#### Aim of the exercise
Only the lines of the data holding the string "structured" need to be returned.

#### Data for review
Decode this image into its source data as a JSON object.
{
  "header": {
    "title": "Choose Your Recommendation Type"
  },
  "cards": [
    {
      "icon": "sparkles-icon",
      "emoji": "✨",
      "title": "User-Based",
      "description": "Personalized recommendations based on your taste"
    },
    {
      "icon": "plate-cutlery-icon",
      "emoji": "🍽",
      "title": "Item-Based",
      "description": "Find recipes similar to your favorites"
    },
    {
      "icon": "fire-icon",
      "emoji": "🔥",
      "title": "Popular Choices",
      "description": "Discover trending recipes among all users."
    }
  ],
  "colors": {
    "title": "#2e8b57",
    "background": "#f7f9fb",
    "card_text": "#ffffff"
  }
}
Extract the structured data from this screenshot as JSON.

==

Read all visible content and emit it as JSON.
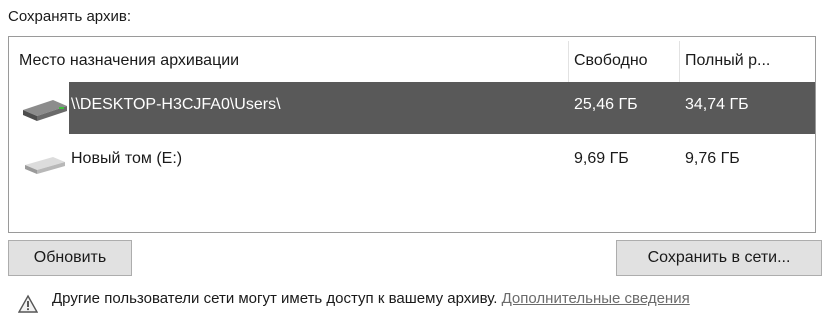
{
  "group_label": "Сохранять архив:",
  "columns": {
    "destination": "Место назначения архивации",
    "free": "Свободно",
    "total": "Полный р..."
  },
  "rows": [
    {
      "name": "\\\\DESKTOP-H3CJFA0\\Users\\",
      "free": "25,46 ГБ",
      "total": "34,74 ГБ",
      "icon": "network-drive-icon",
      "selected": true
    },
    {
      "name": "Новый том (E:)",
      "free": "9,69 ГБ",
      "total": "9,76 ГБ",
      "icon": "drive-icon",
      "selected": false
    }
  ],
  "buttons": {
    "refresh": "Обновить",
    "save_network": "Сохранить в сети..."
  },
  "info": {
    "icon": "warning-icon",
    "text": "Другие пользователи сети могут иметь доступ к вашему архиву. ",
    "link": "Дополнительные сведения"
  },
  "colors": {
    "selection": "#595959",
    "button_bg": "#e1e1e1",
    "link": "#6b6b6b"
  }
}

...

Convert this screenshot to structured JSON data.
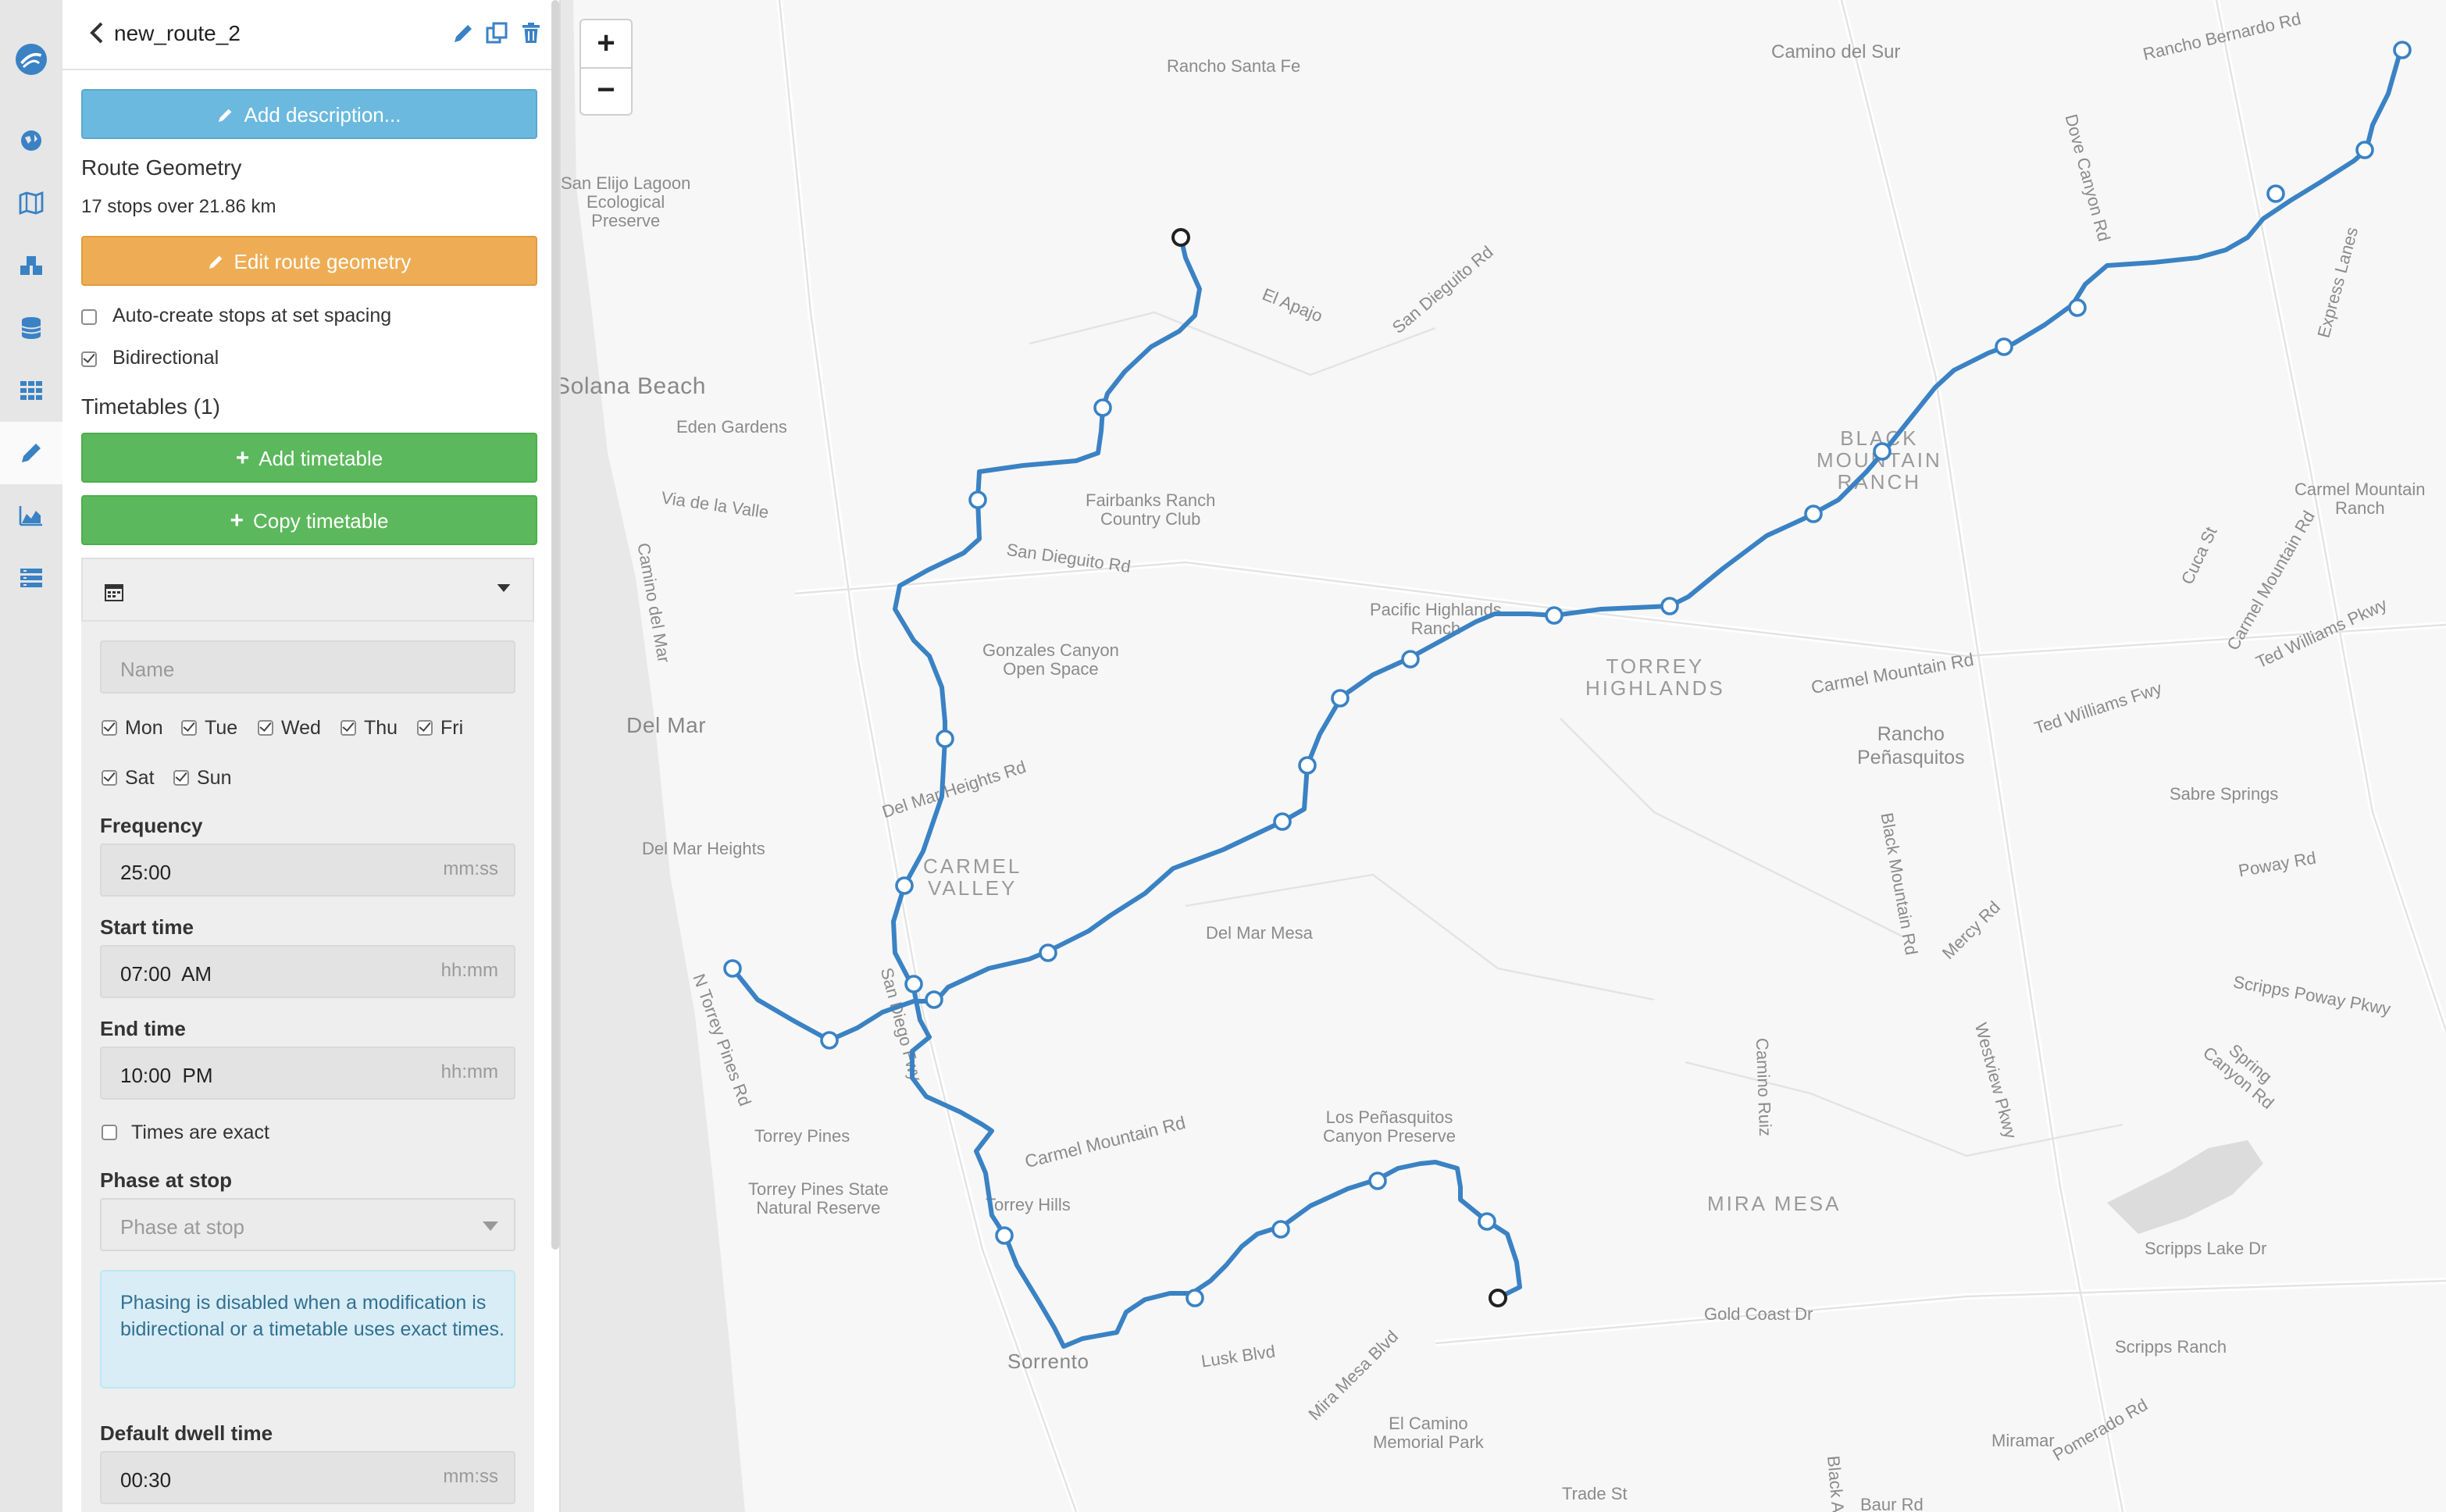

#### Exercise response
Extract the structured data from this screenshot as JSON.
Convert this screenshot to structured JSON data.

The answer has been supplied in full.